Many people buy homes primarily for the view, whether it's a stark urban skyline, a tree-studded valley, or a secluded coastal bluff. And quite often, similar houses in the same neighborhood will have drastically different values based solely on their respective views. So it's important to understand what a homeowner can and cannot do to preserve the integrity of their view.
This article centers on view restrictions and how covenants may prevent views from being restricted. See FindLaw's Covenants, Conditions & Restrictions section for related articles and resources.
Covenants addressing views are often found in both CC&Rs and (less commonly) local zoning laws. Homeowners pay top dollar for property "with a view," and the privilege of gazing at an appealing scene from the comfort and privacy of one's own home is a highly prized commodity. This, in turn, manifests in enhanced dollar value of the real estate.
However, there is no natural or common law right to light, fresh air, or a view. (There are exceptions for the deliberate and malicious blocking of another's view with a structure that has no reasonable use or benefit to the one who constructed it.)
Such a right must therefore be granted in writing by a special law or CC&Rs. Generally speaking, the view that becomes protected by a CC&Rs is the view that existed at the time that the property was purchased (taking into account any pending impairments to view in existence at that time, such as the construction of additional homes in the area).
There are three common view obstructions that become the subject of CC&Rs:
- Trees, and
- Freestanding outbuildings/sheds.

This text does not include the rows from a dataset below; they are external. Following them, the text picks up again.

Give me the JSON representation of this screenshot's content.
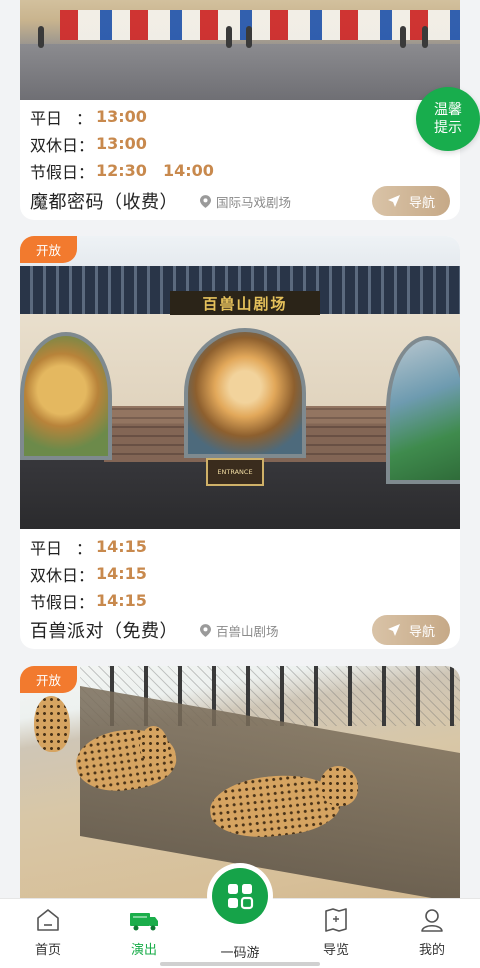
{
  "floating_tip": {
    "label_line1": "温馨",
    "label_line2": "提示"
  },
  "shows": [
    {
      "badge": "",
      "schedule": [
        {
          "label": "平日",
          "colon": "：",
          "times": [
            "13:00"
          ]
        },
        {
          "label": "双休日",
          "colon": "：",
          "times": [
            "13:00"
          ]
        },
        {
          "label": "节假日",
          "colon": "：",
          "times": [
            "12:30",
            "14:00"
          ]
        }
      ],
      "title": "魔都密码（收费）",
      "venue": "国际马戏剧场",
      "nav_label": "导航"
    },
    {
      "badge": "开放",
      "sign_text": "百兽山剧场",
      "entrance_text": "ENTRANCE",
      "schedule": [
        {
          "label": "平日",
          "colon": "：",
          "times": [
            "14:15"
          ]
        },
        {
          "label": "双休日",
          "colon": "：",
          "times": [
            "14:15"
          ]
        },
        {
          "label": "节假日",
          "colon": "：",
          "times": [
            "14:15"
          ]
        }
      ],
      "title": "百兽派对（免费）",
      "venue": "百兽山剧场",
      "nav_label": "导航"
    },
    {
      "badge": "开放"
    }
  ],
  "tabbar": {
    "items": [
      {
        "label": "首页",
        "icon": "home-icon"
      },
      {
        "label": "演出",
        "icon": "show-truck-icon"
      },
      {
        "label": "一码游",
        "icon": "apps-grid-icon"
      },
      {
        "label": "导览",
        "icon": "map-guide-icon"
      },
      {
        "label": "我的",
        "icon": "user-icon"
      }
    ],
    "active_index": 1
  },
  "colors": {
    "accent_green": "#18ad4d",
    "time_orange": "#c8894d",
    "badge_orange": "#f27a2e",
    "nav_button": "#c6a987"
  }
}
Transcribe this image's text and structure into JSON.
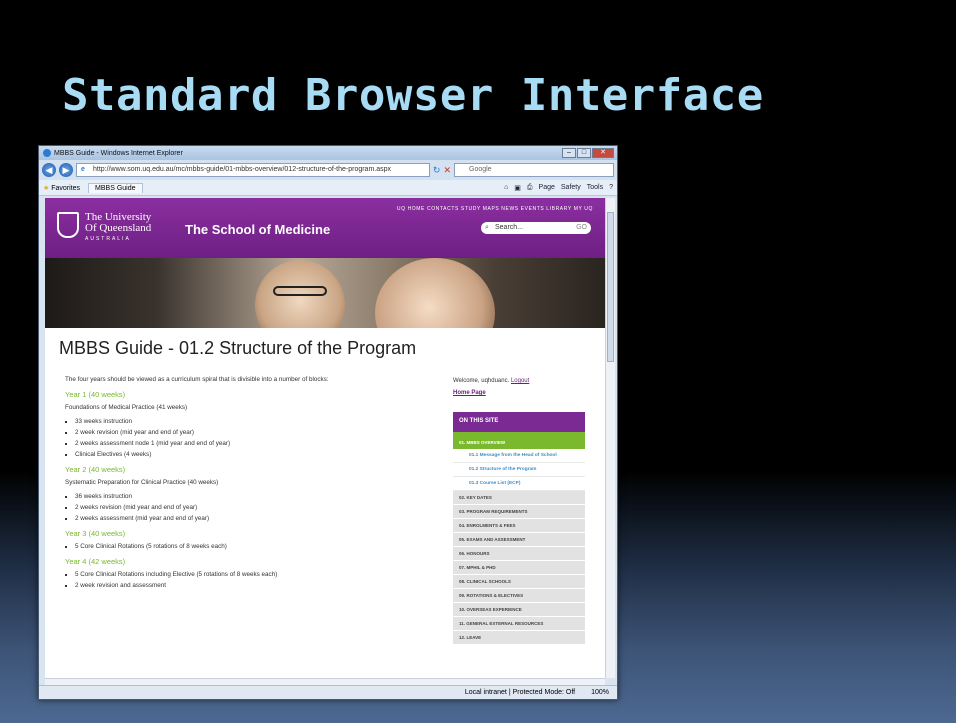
{
  "slide": {
    "title": "Standard Browser Interface"
  },
  "browser": {
    "window_title": "MBBS Guide - Windows Internet Explorer",
    "address": "http://www.som.uq.edu.au/mc/mbbs-guide/01-mbbs-overview/012-structure-of-the-program.aspx",
    "search_placeholder": "Google",
    "favorites_label": "Favorites",
    "tab_label": "MBBS Guide",
    "cmd_page": "Page",
    "cmd_safety": "Safety",
    "cmd_tools": "Tools",
    "status_zone": "Local intranet | Protected Mode: Off",
    "zoom": "100%"
  },
  "site": {
    "uni_line1": "The University",
    "uni_line2": "Of Queensland",
    "uni_sub": "AUSTRALIA",
    "school": "The School of Medicine",
    "topnav": "UQ HOME  CONTACTS  STUDY  MAPS  NEWS  EVENTS  LIBRARY  MY UQ",
    "search_placeholder": "Search...",
    "search_go": "GO"
  },
  "page": {
    "title": "MBBS Guide - 01.2 Structure of the Program",
    "intro": "The four years should be viewed as a curriculum spiral that is divisible into a number of blocks:",
    "years": [
      {
        "heading": "Year 1 (40 weeks)",
        "desc": "Foundations of Medical Practice (41 weeks)",
        "items": [
          "33 weeks instruction",
          "2 week revision (mid year and end of year)",
          "2 weeks assessment node 1 (mid year and end of year)",
          "Clinical Electives (4 weeks)"
        ]
      },
      {
        "heading": "Year 2 (40 weeks)",
        "desc": "Systematic Preparation for Clinical Practice (40 weeks)",
        "items": [
          "36 weeks instruction",
          "2 weeks revision (mid year and end of year)",
          "2 weeks assessment (mid year and end of year)"
        ]
      },
      {
        "heading": "Year 3 (40 weeks)",
        "desc": "",
        "items": [
          "5 Core Clinical Rotations (5 rotations of 8 weeks each)"
        ]
      },
      {
        "heading": "Year 4 (42 weeks)",
        "desc": "",
        "items": [
          "5 Core Clinical Rotations including Elective (5 rotations of 8 weeks each)",
          "2 week revision and assessment"
        ]
      }
    ]
  },
  "sidebar": {
    "welcome": "Welcome, uqhduanc.",
    "logout": "Logout",
    "home": "Home Page",
    "heading": "ON THIS SITE",
    "active": "01. MBBS OVERVIEW",
    "subitems": [
      "01.1 Message from the Head of School",
      "01.2 Structure of the Program",
      "01.3 Course List (ECP)"
    ],
    "items": [
      "02. KEY DATES",
      "03. PROGRAM REQUIREMENTS",
      "04. ENROLMENTS & FEES",
      "05. EXAMS AND ASSESSMENT",
      "06. HONOURS",
      "07. MPHIL & PHD",
      "08. CLINICAL SCHOOLS",
      "09. ROTATIONS & ELECTIVES",
      "10. OVERSEAS EXPERIENCE",
      "11. GENERAL EXTERNAL RESOURCES",
      "12. LEAVE"
    ]
  }
}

Since each of these is normally associated with a homeowner's right to use and enjoy his property, CC&Rs seldom prohibit these improvements, but rather try to restrict them.